--- Problem requirements ---
Work out how many lines of the data below hold the string "getHost". Answer with that number alone.

--- Data records for software interfaces ---
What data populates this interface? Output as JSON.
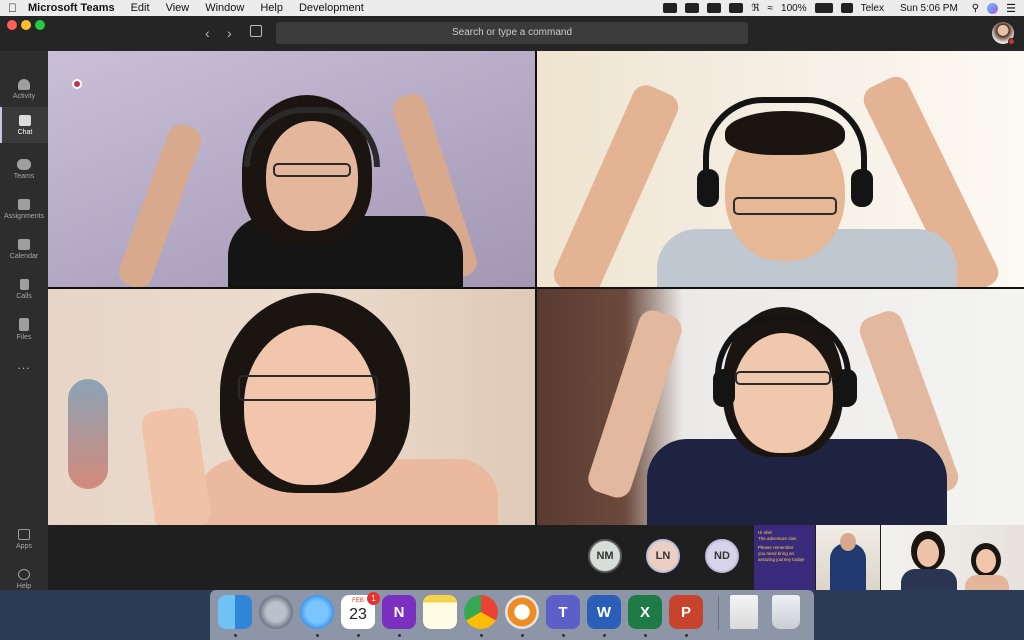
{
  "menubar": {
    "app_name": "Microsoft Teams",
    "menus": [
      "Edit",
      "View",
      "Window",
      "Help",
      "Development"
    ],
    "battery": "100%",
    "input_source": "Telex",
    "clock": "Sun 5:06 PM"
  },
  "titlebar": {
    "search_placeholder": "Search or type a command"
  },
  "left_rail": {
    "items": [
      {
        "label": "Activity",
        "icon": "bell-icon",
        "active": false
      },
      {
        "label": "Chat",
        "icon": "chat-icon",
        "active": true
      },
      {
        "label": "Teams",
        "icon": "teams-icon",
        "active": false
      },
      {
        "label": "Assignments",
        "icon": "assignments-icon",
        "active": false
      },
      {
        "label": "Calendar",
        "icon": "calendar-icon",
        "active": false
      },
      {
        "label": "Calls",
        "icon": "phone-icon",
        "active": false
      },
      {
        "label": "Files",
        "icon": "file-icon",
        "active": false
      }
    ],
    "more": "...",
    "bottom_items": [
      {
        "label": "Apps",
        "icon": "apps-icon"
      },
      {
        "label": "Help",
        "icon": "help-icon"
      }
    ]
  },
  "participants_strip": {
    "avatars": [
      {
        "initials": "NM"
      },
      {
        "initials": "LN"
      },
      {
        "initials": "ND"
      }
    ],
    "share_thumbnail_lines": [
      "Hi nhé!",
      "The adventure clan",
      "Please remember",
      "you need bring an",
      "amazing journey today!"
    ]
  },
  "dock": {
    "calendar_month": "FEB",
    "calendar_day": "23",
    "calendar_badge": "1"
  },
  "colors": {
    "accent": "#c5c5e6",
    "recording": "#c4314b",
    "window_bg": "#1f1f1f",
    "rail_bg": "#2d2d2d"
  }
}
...
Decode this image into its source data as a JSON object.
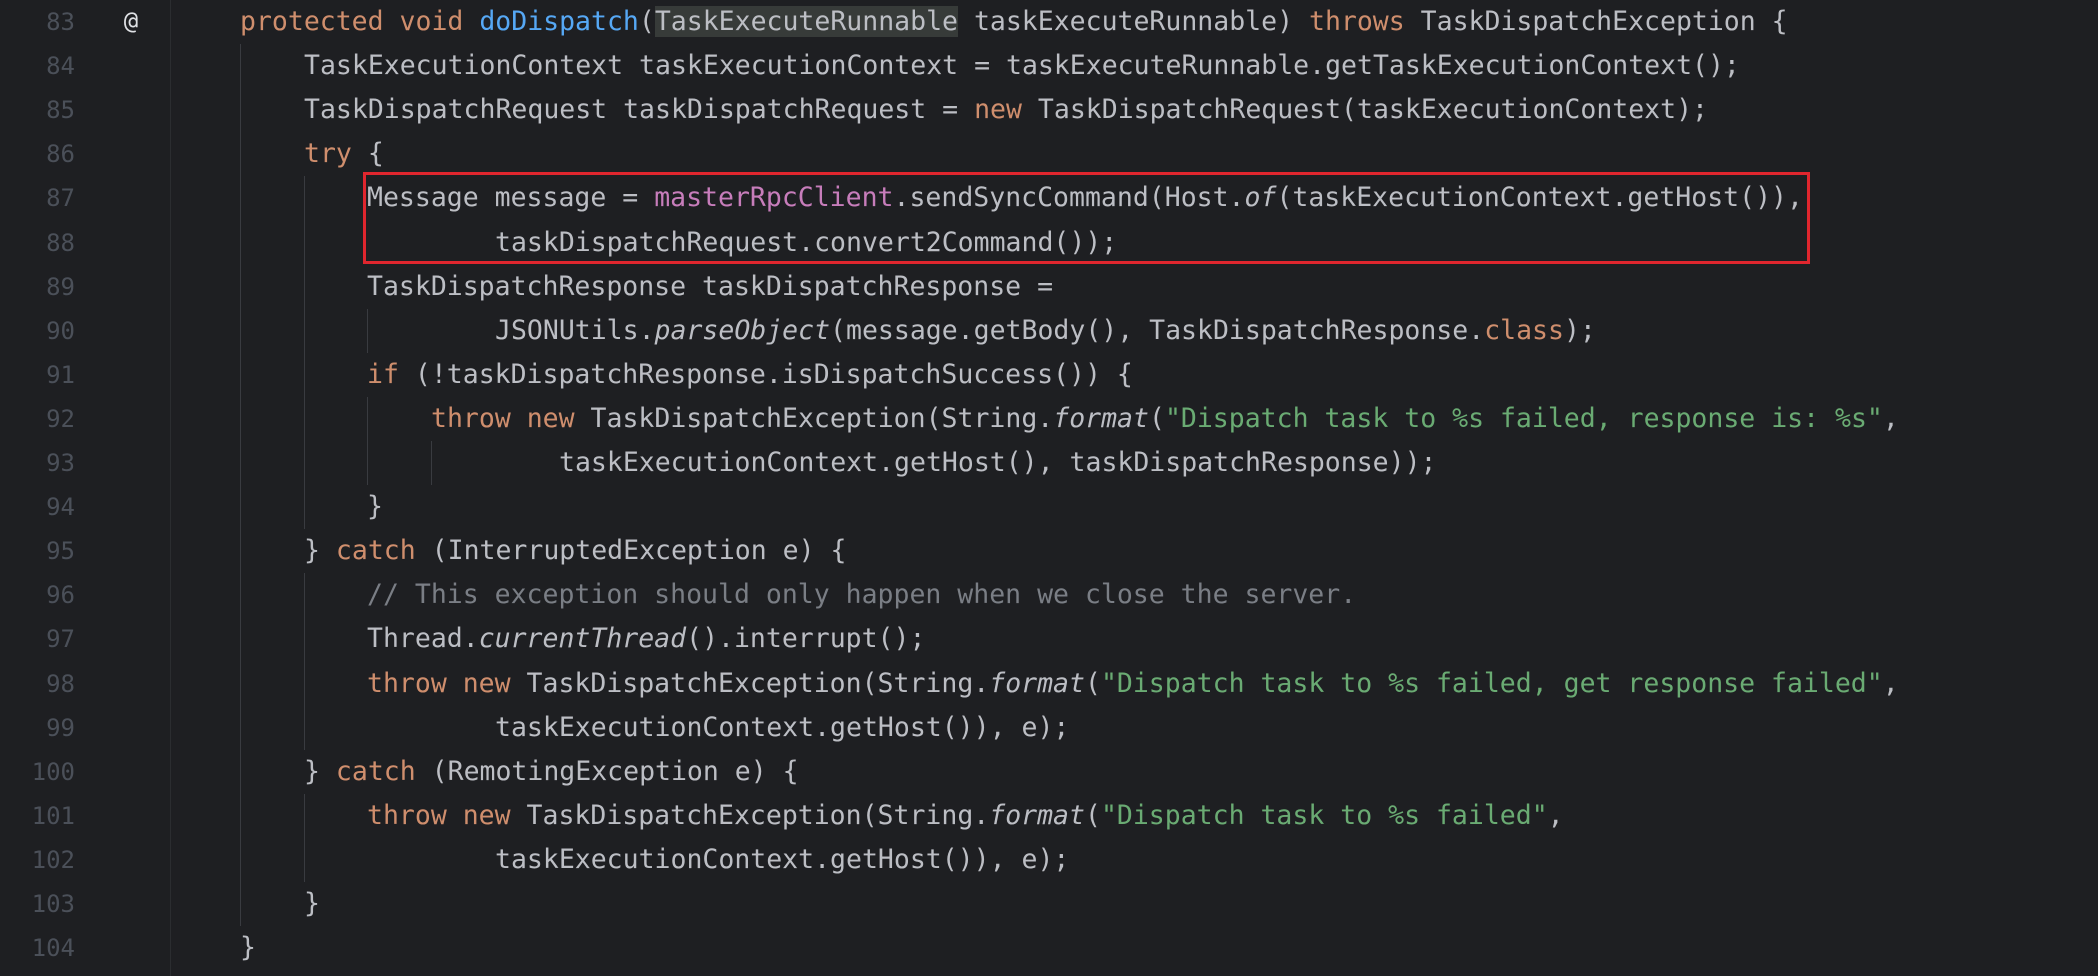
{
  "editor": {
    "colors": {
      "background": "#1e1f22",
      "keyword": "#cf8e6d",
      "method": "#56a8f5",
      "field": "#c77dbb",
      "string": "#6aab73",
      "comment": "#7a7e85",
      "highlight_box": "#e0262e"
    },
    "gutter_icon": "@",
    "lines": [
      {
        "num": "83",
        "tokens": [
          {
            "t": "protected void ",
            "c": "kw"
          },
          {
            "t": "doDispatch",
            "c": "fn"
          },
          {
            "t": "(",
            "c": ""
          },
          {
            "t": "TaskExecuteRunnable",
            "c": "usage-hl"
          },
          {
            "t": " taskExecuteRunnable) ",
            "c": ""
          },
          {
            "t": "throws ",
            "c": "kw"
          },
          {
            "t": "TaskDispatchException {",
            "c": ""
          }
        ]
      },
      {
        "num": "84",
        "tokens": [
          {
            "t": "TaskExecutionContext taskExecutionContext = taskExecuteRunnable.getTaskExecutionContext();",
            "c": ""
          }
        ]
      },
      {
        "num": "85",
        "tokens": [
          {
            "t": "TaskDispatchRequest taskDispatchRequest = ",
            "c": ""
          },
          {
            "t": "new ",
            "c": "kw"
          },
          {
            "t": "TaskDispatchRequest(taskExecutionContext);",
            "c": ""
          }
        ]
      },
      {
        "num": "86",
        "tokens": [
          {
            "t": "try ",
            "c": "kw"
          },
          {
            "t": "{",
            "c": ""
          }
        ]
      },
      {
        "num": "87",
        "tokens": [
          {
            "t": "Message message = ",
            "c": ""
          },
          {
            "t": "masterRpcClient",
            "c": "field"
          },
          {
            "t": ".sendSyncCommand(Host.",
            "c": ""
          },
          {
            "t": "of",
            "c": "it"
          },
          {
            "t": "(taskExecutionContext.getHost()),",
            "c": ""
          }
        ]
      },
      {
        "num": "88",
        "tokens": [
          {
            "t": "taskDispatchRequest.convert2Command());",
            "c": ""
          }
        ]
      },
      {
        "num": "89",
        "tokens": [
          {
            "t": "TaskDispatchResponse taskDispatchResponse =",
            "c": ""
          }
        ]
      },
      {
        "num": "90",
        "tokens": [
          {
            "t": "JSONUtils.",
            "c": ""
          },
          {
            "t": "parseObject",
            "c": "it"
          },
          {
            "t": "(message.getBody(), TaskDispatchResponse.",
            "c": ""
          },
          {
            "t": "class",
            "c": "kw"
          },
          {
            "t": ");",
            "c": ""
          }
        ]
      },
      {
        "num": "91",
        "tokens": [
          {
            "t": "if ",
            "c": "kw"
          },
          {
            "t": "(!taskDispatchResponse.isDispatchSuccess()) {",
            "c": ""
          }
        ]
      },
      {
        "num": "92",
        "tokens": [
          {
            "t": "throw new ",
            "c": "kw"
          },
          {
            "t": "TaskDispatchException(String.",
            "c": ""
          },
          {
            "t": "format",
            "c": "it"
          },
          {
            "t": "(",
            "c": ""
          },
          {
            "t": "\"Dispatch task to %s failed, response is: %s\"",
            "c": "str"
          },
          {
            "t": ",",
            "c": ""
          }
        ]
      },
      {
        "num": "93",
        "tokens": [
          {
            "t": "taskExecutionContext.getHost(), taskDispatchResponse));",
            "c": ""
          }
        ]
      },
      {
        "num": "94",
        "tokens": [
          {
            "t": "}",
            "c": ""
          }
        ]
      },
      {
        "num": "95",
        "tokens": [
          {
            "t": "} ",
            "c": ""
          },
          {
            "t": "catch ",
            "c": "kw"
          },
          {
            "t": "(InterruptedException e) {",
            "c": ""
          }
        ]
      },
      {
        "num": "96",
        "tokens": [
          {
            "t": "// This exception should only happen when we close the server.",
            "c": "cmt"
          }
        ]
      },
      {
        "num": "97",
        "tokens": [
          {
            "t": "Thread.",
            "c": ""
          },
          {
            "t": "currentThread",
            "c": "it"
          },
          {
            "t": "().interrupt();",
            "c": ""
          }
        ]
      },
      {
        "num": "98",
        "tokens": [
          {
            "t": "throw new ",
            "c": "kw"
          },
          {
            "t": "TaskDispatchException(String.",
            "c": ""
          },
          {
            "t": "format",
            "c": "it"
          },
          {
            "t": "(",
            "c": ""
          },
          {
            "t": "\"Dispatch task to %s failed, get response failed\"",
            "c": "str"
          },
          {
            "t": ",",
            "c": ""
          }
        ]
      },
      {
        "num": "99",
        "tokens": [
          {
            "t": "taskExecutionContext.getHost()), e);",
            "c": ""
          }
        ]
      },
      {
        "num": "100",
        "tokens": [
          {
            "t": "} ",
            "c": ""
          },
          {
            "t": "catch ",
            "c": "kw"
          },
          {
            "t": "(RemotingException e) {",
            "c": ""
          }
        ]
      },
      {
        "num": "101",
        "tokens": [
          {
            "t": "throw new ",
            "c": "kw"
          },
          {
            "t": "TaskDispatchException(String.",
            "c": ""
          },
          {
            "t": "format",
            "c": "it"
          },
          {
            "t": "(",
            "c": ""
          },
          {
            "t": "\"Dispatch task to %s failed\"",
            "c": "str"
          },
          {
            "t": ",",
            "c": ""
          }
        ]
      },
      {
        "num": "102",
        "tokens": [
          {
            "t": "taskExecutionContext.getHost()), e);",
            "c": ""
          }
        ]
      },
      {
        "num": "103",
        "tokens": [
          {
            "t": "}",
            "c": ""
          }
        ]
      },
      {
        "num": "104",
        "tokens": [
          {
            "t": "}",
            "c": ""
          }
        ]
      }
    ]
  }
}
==
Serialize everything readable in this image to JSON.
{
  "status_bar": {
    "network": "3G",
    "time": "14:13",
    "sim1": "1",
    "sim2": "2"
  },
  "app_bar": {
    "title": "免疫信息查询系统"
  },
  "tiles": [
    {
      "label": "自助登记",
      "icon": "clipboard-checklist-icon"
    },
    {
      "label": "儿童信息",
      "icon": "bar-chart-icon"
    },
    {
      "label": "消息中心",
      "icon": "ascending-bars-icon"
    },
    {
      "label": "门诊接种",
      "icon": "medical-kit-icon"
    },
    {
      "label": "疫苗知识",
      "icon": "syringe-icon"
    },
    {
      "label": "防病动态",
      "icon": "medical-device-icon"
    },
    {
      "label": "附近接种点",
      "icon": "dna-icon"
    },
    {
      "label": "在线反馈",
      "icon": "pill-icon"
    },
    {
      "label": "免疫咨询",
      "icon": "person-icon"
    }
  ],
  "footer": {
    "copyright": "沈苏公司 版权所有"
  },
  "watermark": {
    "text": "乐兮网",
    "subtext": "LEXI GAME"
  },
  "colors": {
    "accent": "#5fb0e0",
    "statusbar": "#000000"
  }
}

--- Result ---
4